Data items:
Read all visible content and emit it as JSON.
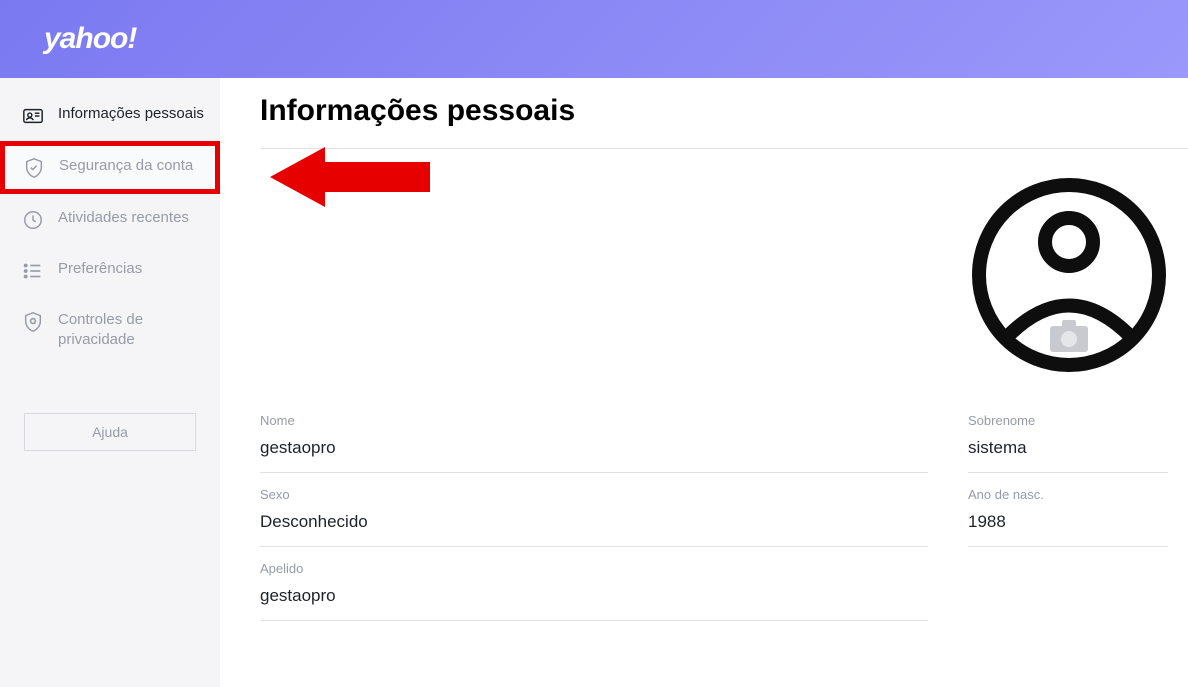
{
  "header": {
    "logo": "yahoo!"
  },
  "sidebar": {
    "items": [
      {
        "label": "Informações pessoais"
      },
      {
        "label": "Segurança da conta"
      },
      {
        "label": "Atividades recentes"
      },
      {
        "label": "Preferências"
      },
      {
        "label": "Controles de privacidade"
      }
    ],
    "help": "Ajuda"
  },
  "main": {
    "title": "Informações pessoais",
    "fields": {
      "nome_label": "Nome",
      "nome_value": "gestaopro",
      "sobrenome_label": "Sobrenome",
      "sobrenome_value": "sistema",
      "sexo_label": "Sexo",
      "sexo_value": "Desconhecido",
      "ano_label": "Ano de nasc.",
      "ano_value": "1988",
      "apelido_label": "Apelido",
      "apelido_value": "gestaopro"
    }
  }
}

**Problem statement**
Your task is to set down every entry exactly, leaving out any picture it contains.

**Solution below**
Read all visible content and emit it as JSON.
{
  "header": {
    "logo": "yahoo!"
  },
  "sidebar": {
    "items": [
      {
        "label": "Informações pessoais"
      },
      {
        "label": "Segurança da conta"
      },
      {
        "label": "Atividades recentes"
      },
      {
        "label": "Preferências"
      },
      {
        "label": "Controles de privacidade"
      }
    ],
    "help": "Ajuda"
  },
  "main": {
    "title": "Informações pessoais",
    "fields": {
      "nome_label": "Nome",
      "nome_value": "gestaopro",
      "sobrenome_label": "Sobrenome",
      "sobrenome_value": "sistema",
      "sexo_label": "Sexo",
      "sexo_value": "Desconhecido",
      "ano_label": "Ano de nasc.",
      "ano_value": "1988",
      "apelido_label": "Apelido",
      "apelido_value": "gestaopro"
    }
  }
}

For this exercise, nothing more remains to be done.